The TTK Initiative offers (1) transition teams that host events during the school year, (2) Blast Off Kits—an interactive bilingual tool disseminated to families to promote early literacy, enhance emotional and fine motor development, and prompt creativity in the home, (3) a community-wide Kindergarten Registration Week, and (4) a family-friendly mascot named Ready Eddy.

The Ready Eddy mascot —a little bull—represents Durham’s desire for all children to enter kindergarten with enthusiasm, curiosity, and self-confidence.

The TTK Initiative encourages communities to propose activities to engage families in the transition process. It offers a mini-grant program, which awards up to $500, to local groups that apply to collaborate with a Pre-K and elementary school programs in their community. Successful applicants have used funds to:

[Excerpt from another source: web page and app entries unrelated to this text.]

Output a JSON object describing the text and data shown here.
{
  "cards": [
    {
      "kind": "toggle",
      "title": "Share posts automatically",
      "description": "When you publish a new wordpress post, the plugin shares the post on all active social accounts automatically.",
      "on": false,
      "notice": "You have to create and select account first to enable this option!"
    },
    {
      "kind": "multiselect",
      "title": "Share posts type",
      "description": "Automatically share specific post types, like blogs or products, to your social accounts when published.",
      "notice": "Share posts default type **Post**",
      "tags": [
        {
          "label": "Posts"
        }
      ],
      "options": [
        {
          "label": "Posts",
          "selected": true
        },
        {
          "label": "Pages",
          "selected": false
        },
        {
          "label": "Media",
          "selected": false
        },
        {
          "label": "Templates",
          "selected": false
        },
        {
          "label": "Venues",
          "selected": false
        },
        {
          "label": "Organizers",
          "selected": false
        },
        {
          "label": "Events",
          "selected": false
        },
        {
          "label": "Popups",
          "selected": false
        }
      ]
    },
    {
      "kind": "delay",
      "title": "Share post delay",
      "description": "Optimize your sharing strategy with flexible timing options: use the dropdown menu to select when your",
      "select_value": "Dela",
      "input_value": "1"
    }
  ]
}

•    Hold Parents’ Night so that kindergarten teachers and school administrators can talk with incoming families about kindergarten life.
•    Host school visits to bring families and young children to tour kindergarten classrooms and invite kindergarten teachers to visit the Pre-K classrooms and meet with parents.
•    Purchase digital cameras and color printers so that children can take pictures of their home and share them with the new school, and the elementary school can distribute pictures of the kindergarten classroom to incoming families. The photographs allow parents and children to talk about their new school.
•    Buy materials and plan lessons for children and families about going to kindergarten on topics such as what to expect on the first day of school, how to ride the school bus, and how to go through the lunch line.

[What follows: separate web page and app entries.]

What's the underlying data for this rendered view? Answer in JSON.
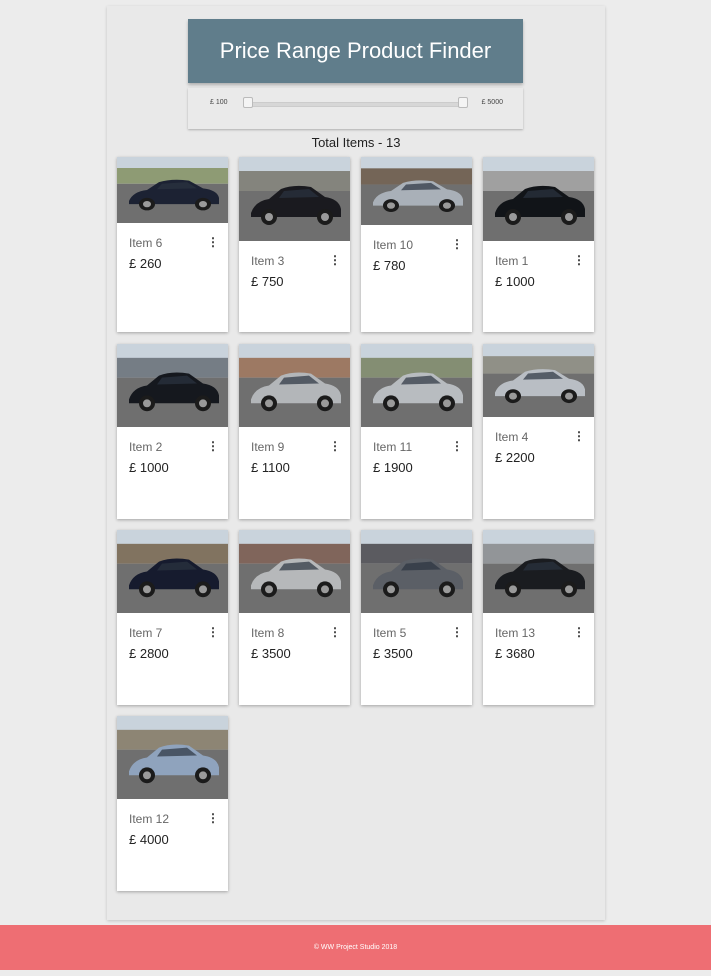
{
  "header": {
    "title": "Price Range Product Finder"
  },
  "slider": {
    "min_label": "£ 100",
    "max_label": "£ 5000",
    "min_value": 100,
    "max_value": 5000
  },
  "summary": {
    "total_label": "Total Items - 13"
  },
  "colors": {
    "header_bg": "#607d8b",
    "footer_bg": "#ee6e73",
    "page_bg": "#ececec"
  },
  "products": [
    {
      "title": "Item 6",
      "price": "£ 260",
      "menu_icon": "more-vert-icon",
      "car_color": "#1c2233",
      "bg": "#7a8a5c"
    },
    {
      "title": "Item 3",
      "price": "£ 750",
      "menu_icon": "more-vert-icon",
      "car_color": "#1a1a1f",
      "bg": "#6e6e66"
    },
    {
      "title": "Item 10",
      "price": "£ 780",
      "menu_icon": "more-vert-icon",
      "car_color": "#a9b0b8",
      "bg": "#5c4a3a"
    },
    {
      "title": "Item 1",
      "price": "£ 1000",
      "menu_icon": "more-vert-icon",
      "car_color": "#111418",
      "bg": "#8f8f8f"
    },
    {
      "title": "Item 2",
      "price": "£ 1000",
      "menu_icon": "more-vert-icon",
      "car_color": "#15181e",
      "bg": "#5d6670"
    },
    {
      "title": "Item 9",
      "price": "£ 1100",
      "menu_icon": "more-vert-icon",
      "car_color": "#b3b6b9",
      "bg": "#8c6248"
    },
    {
      "title": "Item 11",
      "price": "£ 1900",
      "menu_icon": "more-vert-icon",
      "car_color": "#b8bcc0",
      "bg": "#6f7a5b"
    },
    {
      "title": "Item 4",
      "price": "£ 2200",
      "menu_icon": "more-vert-icon",
      "car_color": "#b9bec4",
      "bg": "#7d7d72"
    },
    {
      "title": "Item 7",
      "price": "£ 2800",
      "menu_icon": "more-vert-icon",
      "car_color": "#161b2e",
      "bg": "#6b5a44"
    },
    {
      "title": "Item 8",
      "price": "£ 3500",
      "menu_icon": "more-vert-icon",
      "car_color": "#b6b8ba",
      "bg": "#6a4a3e"
    },
    {
      "title": "Item 5",
      "price": "£ 3500",
      "menu_icon": "more-vert-icon",
      "car_color": "#5b5f66",
      "bg": "#3e3e44"
    },
    {
      "title": "Item 13",
      "price": "£ 3680",
      "menu_icon": "more-vert-icon",
      "car_color": "#1a1c20",
      "bg": "#7f8386"
    },
    {
      "title": "Item 12",
      "price": "£ 4000",
      "menu_icon": "more-vert-icon",
      "car_color": "#8fa3bd",
      "bg": "#79705c"
    }
  ],
  "footer": {
    "text": "© WW Project Studio 2018"
  }
}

In the 2013–2014 school year, the TTK Initiative served more than 1,000 children.
•    1,500 (50% of the expected 2014–2015 class) rising kindergartners received Blast Off to Kindergarten Kits.
•    1,200 children on the waiting list for North Carolina’s Pre-K received information about kindergarten registration sent directly to their home.
•    548 families participated in transition activities at events funded by mini-grants at 16 child care centers and schools.
Plans are under way to learn more about how many Blast Off Kits are disseminated, how they are being used, and the impact they have on children’s readiness skills.

The TTK Initiative also looks into what parents have gained from their experience. Assessment forms are easy for parents with a range of literacy abilities to complete.

The TTK Initiative uses different evaluation forms to assess what parents have gained from participating in different programs. Above is a the evaluation form for the “Kindergarten, Here I Come Night” event.

As a graduate research assistant at Harvard Family Research Project, Laura Alves works on projects for the Family Involvement Network of Educators (FINE) and the Parent University Network. Laura is currently a graduate student at Harvard Graduate School of Education in the Education Policy and Management Program and a recent graduate from the College of the Holy Cross in Worcester, Massachusetts, where she studied sociology and religious studies.

© 2016 Presidents and Fellows of Harvard College
Published by Harvard Family Research Project